As noted above, overly bureaucratic officials are often associated with both power-seeking behaviour and hedonist lifestyles in terms of seeking materialist pleasures which can escalate thus leading to further corruption. A number of officials we interviewed also talked about this causal relationship between undesirable working styles and eventual corruption. As such, many of our participants described the fundamental problem or tension in all levels of the Party, that is, the tension between being overly focused on the self in terms of power, money and pleasure, rather than being focused on others (the masses)
According to Agamben, tension between governing the self and governing others should generate a respect for one’s duty, however, this is a purely negative feeling of subjection to a command and devoid of all pleasure (2013b: 116). In other words, the duty is only a remnant produced by the tension between governing the self and governing the people. Thus, privilege and will to power is a hybrid of this tension. In our case, the care of the people is inserted into the care of the self in the name of the Party’s infinite debt towards the masses. The Party can only seek to prove over and over again their legitimacy to the masses. The care of people can never be fully fulfilled and yet is constantly sought for fulfilment (De 2013: 28). Thus, it is through duty that the practice of governing is legitimized. Thus, respect is only a shadow that duty throws on the subject (Agamben 2013b: 117). This rationale is similar to what we have discussed in Chap. 5 in terms of a shadow state operating within the Party, or the disciplinary inspection works in the state of exception.
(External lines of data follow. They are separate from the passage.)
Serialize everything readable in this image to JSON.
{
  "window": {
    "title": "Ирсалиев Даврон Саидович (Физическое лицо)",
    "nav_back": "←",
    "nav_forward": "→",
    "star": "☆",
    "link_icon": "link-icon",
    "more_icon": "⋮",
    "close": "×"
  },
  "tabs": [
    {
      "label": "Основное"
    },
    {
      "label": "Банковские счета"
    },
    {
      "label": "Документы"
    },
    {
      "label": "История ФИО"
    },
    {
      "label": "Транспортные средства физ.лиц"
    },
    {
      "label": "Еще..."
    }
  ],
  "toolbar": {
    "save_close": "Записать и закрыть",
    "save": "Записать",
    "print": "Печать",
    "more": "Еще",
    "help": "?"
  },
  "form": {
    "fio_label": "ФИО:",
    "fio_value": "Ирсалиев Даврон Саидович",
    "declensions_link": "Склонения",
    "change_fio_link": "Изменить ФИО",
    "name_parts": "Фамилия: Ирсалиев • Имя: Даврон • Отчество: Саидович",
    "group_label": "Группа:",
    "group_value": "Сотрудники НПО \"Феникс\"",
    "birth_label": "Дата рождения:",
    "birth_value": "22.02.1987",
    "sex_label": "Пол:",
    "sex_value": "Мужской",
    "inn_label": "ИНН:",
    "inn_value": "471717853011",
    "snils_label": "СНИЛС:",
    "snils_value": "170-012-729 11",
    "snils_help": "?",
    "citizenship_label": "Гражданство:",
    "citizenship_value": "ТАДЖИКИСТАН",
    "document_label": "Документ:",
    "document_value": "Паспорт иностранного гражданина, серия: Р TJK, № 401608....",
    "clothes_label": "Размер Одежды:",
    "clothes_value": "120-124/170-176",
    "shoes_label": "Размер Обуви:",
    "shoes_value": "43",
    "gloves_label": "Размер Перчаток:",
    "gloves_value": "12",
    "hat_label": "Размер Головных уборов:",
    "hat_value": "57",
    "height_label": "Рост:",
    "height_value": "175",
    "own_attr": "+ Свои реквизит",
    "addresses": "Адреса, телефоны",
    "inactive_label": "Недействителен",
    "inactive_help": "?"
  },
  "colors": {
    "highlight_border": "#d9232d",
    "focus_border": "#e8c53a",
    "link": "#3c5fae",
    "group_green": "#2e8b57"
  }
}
If it is true that the power of law is exposed through the shadow state, it must also be equally true that the authority of moral rule can only be seen from the respect to duty (the shadow that the duty throws on the subject). In this sense, respect for one’s duty can be an unpleasant exercise on the self. Thus, in a similar vein to anti-formalism, if the duty is a remnant of the tension between governing the self and governing others, then the privilege is thus a hybridization of this tension. Duty and privilege are, as discussed above, the “Party’s other.” In other words, officials either assume their duty or enjoy privilege. As a low-level official working in an education department told us:
I think the reason is that the ambition of being an official is particularly prevailing in China. Since ancient times, local magistrate will take care of you; they received more respect than even parents. So a lot of people think I can do everything when I am an official. I can make the decision to decide the direction of society.
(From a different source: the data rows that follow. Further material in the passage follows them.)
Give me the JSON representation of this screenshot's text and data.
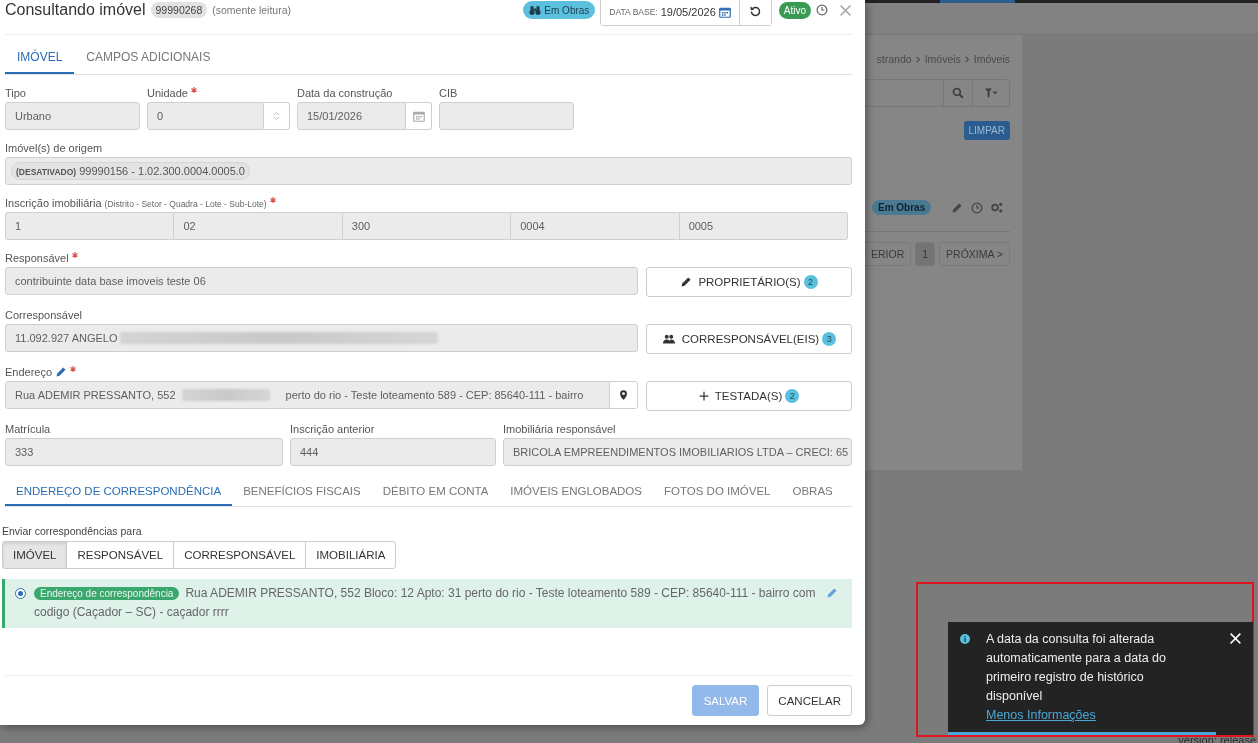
{
  "background_page": {
    "breadcrumb": [
      "strando",
      "Imóveis",
      "Imóveis"
    ],
    "clear_button": "LIMPAR",
    "row_tag": "Em Obras",
    "pagination": [
      {
        "label": "ERIOR",
        "selected": false
      },
      {
        "label": "1",
        "selected": true
      },
      {
        "label": "PRÓXIMA >",
        "selected": false
      }
    ],
    "version": "version: release"
  },
  "dialog": {
    "title": "Consultando imóvel",
    "code": "99990268",
    "mode": "(somente leitura)",
    "works_tag": "Em Obras",
    "date_base": {
      "label": "DATA BASE:",
      "value": "19/05/2026"
    },
    "status_tag": "Ativo",
    "tabs": [
      {
        "label": "IMÓVEL",
        "selected": true
      },
      {
        "label": "CAMPOS ADICIONAIS",
        "selected": false
      }
    ],
    "tipo": {
      "label": "Tipo",
      "value": "Urbano"
    },
    "unidade": {
      "label": "Unidade",
      "required": true,
      "value": "0"
    },
    "construction_date": {
      "label": "Data da construção",
      "value": "15/01/2026"
    },
    "cib": {
      "label": "CIB"
    },
    "origin": {
      "label": "Imóvel(s) de origem",
      "chip": "**(DESATIVADO)** 99990156 - 1.02.300.0004.0005.0"
    },
    "registration": {
      "label": "Inscrição imobiliária",
      "hint": "(Distrito - Setor - Quadra - Lote - Sub-Lote)",
      "required": true,
      "parts": [
        "1",
        "02",
        "300",
        "0004",
        "0005"
      ]
    },
    "responsible": {
      "label": "Responsável",
      "required": true,
      "value": "contribuinte data base imoveis teste 06",
      "button": "PROPRIETÁRIO(S)",
      "count": "2"
    },
    "co_responsible": {
      "label": "Corresponsável",
      "value": "11.092.927 ANGELO",
      "button": "CORRESPONSÁVEL(EIS)",
      "count": "3"
    },
    "address": {
      "label": "Endereço",
      "required": true,
      "value_start": "Rua ADEMIR PRESSANTO, 552",
      "value_end": "perto do rio - Teste loteamento 589 - CEP: 85640-111 - bairro",
      "button": "TESTADA(S)",
      "count": "2"
    },
    "matricula": {
      "label": "Matrícula",
      "value": "333"
    },
    "previous_registration": {
      "label": "Inscrição anterior",
      "value": "444"
    },
    "agency": {
      "label": "Imobiliária responsável",
      "value": "BRICOLA EMPREENDIMENTOS IMOBILIARIOS LTDA – CRECI: 65"
    },
    "sub_tabs": [
      {
        "label": "ENDEREÇO DE CORRESPONDÊNCIA",
        "selected": true
      },
      {
        "label": "BENEFÍCIOS FISCAIS",
        "selected": false
      },
      {
        "label": "DÉBITO EM CONTA",
        "selected": false
      },
      {
        "label": "IMÓVEIS ENGLOBADOS",
        "selected": false
      },
      {
        "label": "FOTOS DO IMÓVEL",
        "selected": false
      },
      {
        "label": "OBRAS",
        "selected": false
      }
    ],
    "send_to": {
      "label": "Enviar correspondências para",
      "options": [
        {
          "label": "IMÓVEL",
          "selected": true
        },
        {
          "label": "RESPONSÁVEL",
          "selected": false
        },
        {
          "label": "CORRESPONSÁVEL",
          "selected": false
        },
        {
          "label": "IMOBILIÁRIA",
          "selected": false
        }
      ]
    },
    "correspondence": {
      "selected": true,
      "tag": "Endereço de correspondência",
      "address": "Rua ADEMIR PRESSANTO, 552 Bloco: 12 Apto: 31 perto do rio - Teste loteamento 589 - CEP: 85640-111 - bairro com codigo (Caçador – SC) - caçador rrrr"
    },
    "save_button": {
      "label": "SALVAR",
      "disabled": true
    },
    "cancel_button": {
      "label": "CANCELAR"
    }
  },
  "toast": {
    "message": "A data da consulta foi alterada automaticamente para a data do primeiro registro de histórico disponível",
    "link": "Menos Informações",
    "level": 0.88
  }
}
In this discourse, care of others is closely related to being an official; however, this leads to a distorting sense of power and privilege. In other words, it is only officials who have the privilege of caring for others and of the self. That is, if you want to care for others and thus take care of the self, you have to be an official in China.